this was a well written, very interesting book that gave me a pretty good overview of the history of post-Jesus Christianity and the Catholic Church. i still see myself looking for a more traditional history book on this topic, though, as the author focussed more on the effects of actions and events on the church more so than the actions and events themselves. the author also assumes a certain level of understanding of the Catholic Church and it's structure, which made some of the passages tough to navigate. one warning- have a dictionary at hand- i've never even seen some of the words he uses!
The Kung history is disappointing to say the least. It seems to start out being fairly objective and accurate but about midway through it becomes a biased diatribe against the very organization that has given him, and similar parasites, sustenance and a forum that they would not have achieved in the real world. He says nothing good about the church for its 1950 year history. He says virtually nothing about Christ or his teachings either. He is absorbed in the politics and personalities of the past and twists everything to suit his personal vendetta.
He tells us in the Introduction that he will write this history "without making use of scholarly ballast(there are no notes and no bibliographic references)." This is a shame, because as a scientist I find such things not only useful, but vital to help ascertain the truth, if the truths really exists.
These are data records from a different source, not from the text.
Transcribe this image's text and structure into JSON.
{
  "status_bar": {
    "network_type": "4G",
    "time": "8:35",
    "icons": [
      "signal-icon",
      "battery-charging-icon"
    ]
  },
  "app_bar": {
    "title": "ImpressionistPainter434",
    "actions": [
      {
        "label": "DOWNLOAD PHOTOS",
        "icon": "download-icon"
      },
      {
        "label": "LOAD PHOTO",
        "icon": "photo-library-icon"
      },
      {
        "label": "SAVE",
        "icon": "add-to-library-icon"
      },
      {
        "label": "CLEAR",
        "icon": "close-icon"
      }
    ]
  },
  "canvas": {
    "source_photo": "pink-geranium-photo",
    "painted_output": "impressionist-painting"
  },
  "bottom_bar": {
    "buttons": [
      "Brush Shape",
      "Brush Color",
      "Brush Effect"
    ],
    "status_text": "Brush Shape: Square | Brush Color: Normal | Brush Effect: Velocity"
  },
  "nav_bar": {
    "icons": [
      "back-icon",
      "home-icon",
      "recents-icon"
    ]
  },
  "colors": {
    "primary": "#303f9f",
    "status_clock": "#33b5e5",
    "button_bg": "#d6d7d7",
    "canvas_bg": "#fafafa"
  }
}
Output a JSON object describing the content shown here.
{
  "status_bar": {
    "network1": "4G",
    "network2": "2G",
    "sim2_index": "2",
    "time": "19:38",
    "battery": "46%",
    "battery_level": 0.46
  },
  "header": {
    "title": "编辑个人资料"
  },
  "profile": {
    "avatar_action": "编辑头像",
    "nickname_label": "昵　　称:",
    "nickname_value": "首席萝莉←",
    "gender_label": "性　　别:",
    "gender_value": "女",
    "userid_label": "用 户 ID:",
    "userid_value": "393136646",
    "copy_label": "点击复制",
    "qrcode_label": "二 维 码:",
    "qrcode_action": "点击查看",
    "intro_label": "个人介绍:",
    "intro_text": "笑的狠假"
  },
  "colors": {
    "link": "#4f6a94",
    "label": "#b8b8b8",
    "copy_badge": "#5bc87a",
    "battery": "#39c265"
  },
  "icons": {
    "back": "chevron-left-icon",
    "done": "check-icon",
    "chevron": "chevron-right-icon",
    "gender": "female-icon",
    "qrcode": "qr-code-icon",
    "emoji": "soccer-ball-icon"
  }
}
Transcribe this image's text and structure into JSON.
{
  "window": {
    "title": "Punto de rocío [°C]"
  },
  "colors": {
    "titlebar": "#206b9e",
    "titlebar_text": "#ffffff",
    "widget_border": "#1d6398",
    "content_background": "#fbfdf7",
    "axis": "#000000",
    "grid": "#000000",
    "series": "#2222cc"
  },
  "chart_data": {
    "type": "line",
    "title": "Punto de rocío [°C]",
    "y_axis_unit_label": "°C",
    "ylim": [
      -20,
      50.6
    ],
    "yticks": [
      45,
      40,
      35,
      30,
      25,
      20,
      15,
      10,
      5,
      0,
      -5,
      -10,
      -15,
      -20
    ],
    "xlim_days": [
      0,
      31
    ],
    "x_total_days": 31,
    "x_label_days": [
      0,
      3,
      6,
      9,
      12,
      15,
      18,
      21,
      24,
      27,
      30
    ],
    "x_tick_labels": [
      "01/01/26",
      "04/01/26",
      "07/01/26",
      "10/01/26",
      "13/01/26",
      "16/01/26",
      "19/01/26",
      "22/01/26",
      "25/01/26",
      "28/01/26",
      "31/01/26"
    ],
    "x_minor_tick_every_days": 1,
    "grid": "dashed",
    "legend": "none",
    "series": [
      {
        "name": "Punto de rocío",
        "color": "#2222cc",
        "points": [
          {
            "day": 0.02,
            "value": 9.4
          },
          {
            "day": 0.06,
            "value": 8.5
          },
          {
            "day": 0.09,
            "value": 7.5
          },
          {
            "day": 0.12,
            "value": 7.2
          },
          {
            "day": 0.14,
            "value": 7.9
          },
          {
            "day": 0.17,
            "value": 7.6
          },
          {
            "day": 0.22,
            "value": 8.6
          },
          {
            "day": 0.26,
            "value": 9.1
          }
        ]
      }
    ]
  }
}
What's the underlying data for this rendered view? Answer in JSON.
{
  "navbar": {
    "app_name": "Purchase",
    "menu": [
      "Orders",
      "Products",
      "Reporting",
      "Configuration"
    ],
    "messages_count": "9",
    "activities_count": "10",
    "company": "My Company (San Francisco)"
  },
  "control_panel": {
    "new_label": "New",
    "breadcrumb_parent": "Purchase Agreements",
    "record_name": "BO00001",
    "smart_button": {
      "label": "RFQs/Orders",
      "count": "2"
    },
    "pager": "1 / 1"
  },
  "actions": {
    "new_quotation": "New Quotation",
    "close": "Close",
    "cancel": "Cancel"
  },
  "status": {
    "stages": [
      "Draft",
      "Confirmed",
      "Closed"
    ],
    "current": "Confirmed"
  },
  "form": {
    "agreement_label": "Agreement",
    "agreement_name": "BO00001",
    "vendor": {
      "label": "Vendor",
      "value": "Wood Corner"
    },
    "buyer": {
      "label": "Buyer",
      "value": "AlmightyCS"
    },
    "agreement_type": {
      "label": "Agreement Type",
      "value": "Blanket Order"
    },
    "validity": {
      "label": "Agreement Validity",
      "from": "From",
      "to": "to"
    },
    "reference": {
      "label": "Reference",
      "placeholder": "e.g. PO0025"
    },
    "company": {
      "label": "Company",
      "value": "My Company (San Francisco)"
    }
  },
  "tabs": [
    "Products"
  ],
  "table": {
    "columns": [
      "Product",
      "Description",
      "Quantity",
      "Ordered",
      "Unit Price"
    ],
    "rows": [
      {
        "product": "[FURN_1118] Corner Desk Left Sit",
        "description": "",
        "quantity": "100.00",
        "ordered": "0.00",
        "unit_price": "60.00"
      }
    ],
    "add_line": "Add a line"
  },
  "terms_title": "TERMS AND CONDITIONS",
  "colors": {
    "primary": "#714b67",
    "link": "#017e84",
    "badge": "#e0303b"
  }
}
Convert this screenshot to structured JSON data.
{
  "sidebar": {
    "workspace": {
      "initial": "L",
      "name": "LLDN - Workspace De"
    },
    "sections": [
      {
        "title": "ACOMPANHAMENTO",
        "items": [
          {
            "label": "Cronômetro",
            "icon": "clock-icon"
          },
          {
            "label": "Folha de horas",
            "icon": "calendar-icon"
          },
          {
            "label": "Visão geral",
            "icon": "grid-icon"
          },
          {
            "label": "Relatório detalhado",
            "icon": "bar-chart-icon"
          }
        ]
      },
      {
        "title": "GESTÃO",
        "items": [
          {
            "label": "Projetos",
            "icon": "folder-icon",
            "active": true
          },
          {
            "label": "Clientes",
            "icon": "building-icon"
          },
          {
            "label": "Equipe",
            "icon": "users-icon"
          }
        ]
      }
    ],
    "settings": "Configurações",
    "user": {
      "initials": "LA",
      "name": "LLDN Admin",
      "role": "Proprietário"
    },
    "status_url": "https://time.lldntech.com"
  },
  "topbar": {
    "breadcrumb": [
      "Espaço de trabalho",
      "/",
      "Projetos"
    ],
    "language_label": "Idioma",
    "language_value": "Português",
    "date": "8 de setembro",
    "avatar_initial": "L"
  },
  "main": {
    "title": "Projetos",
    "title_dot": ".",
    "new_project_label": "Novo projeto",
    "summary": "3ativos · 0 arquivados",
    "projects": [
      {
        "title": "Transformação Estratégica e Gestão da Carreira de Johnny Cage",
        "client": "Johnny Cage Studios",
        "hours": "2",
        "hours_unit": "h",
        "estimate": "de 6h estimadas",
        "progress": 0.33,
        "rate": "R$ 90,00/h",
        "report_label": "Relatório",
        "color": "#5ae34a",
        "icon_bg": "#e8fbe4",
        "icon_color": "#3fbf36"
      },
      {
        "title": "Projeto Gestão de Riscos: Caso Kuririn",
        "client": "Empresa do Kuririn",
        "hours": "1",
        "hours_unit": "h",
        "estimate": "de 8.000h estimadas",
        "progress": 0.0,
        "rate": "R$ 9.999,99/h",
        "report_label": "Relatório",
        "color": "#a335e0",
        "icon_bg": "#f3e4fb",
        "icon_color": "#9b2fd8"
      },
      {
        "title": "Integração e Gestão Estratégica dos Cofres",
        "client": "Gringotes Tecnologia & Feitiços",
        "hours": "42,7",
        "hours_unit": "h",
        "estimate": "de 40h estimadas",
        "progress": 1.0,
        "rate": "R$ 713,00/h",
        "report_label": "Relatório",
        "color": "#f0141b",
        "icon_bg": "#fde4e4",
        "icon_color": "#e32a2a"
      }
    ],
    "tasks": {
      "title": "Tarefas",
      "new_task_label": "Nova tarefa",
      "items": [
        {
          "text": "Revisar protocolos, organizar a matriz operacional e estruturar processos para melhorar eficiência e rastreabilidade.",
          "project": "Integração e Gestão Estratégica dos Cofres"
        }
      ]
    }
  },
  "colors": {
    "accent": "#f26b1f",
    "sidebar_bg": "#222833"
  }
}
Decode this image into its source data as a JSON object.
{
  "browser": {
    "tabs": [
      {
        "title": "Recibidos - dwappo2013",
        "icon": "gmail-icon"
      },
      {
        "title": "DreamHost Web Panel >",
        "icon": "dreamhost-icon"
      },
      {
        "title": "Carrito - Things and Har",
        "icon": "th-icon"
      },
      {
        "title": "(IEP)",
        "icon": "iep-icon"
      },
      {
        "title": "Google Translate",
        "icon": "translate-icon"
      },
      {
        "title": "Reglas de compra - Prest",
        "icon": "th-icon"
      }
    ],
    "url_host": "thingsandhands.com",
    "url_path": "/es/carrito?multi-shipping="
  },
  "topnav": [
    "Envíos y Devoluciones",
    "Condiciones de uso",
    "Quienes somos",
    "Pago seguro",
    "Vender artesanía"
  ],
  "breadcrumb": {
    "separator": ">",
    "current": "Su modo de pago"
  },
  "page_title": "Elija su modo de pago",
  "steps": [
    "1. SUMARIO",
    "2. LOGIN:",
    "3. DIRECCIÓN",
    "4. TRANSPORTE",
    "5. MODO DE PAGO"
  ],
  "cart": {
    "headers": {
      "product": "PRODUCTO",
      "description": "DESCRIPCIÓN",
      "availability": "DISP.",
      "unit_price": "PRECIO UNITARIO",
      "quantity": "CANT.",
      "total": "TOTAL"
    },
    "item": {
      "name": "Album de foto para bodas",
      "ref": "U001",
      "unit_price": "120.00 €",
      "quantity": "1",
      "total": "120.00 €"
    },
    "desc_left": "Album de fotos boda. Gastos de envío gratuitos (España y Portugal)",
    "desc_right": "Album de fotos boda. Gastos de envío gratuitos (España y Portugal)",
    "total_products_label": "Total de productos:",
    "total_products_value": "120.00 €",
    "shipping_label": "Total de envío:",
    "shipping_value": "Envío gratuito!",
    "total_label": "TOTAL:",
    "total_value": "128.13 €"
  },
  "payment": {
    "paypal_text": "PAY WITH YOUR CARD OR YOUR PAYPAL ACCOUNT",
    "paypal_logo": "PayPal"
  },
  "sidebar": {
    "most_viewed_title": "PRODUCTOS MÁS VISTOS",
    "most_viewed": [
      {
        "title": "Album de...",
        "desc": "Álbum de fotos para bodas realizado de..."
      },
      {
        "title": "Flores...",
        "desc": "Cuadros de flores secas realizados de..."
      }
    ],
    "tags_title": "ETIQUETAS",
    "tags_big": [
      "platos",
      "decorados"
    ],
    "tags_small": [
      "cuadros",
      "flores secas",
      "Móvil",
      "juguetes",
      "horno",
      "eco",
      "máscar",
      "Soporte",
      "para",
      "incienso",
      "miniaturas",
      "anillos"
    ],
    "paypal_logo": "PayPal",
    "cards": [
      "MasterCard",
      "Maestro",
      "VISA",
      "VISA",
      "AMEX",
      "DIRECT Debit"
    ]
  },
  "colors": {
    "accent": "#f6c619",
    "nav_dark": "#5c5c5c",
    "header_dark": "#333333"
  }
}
By this statement he clear himself of any accountability. Every page contains points that could be refuted or argued in the opposite way. The Spanish Inquisition comes to mind. He frequently makes use of lists in enumerating the failures and shameful epochs in the church history (not unlike the crack-pot Malachi Martin used to do in his early books such as "The Last Conclave", "Three Popes and the Cardinal" and "The Final Conclave"). The Inquisition figures in most of these lists. The popular image of the Inquisition is one of iron maidens and the rack and burning at the stake. There was some of that, but not as much by a long shot as we are led to believe. See "The Spanish Inquisition" by Kuman for an in-depth scholarly research work into the subject, it has footnotes and bibliographic references. We find out later that Kung himself was a victim of the Congregation for the Propagation of the Faith, the modern vestige of the Inquisition. He was banned from teaching for some unspecified reason. Hence his bitterness.
The Kung history seems to violate the rule that to judge the past we must have lived in the past. He can interpret the past all he wants to, but he should not judge it. The Crusades seemed like the only way to rescue the tomb of Christ from the Infidels at the time. If today it is not politically correct to say anything good about the Crusades, so be, it still does not change the thought patterns of the past which we cannot possibly ever understand.
It is a shame that the Kung history does not present a scholarly format. This is the first, and hopefully the last book by him that most people will read. Some will go away pleased that this disgruntled, sexually deprived old man supports all they believe, some with a more critical bent will scratch their heads and consign the book to the nearest recycling center and at least do the environment some good.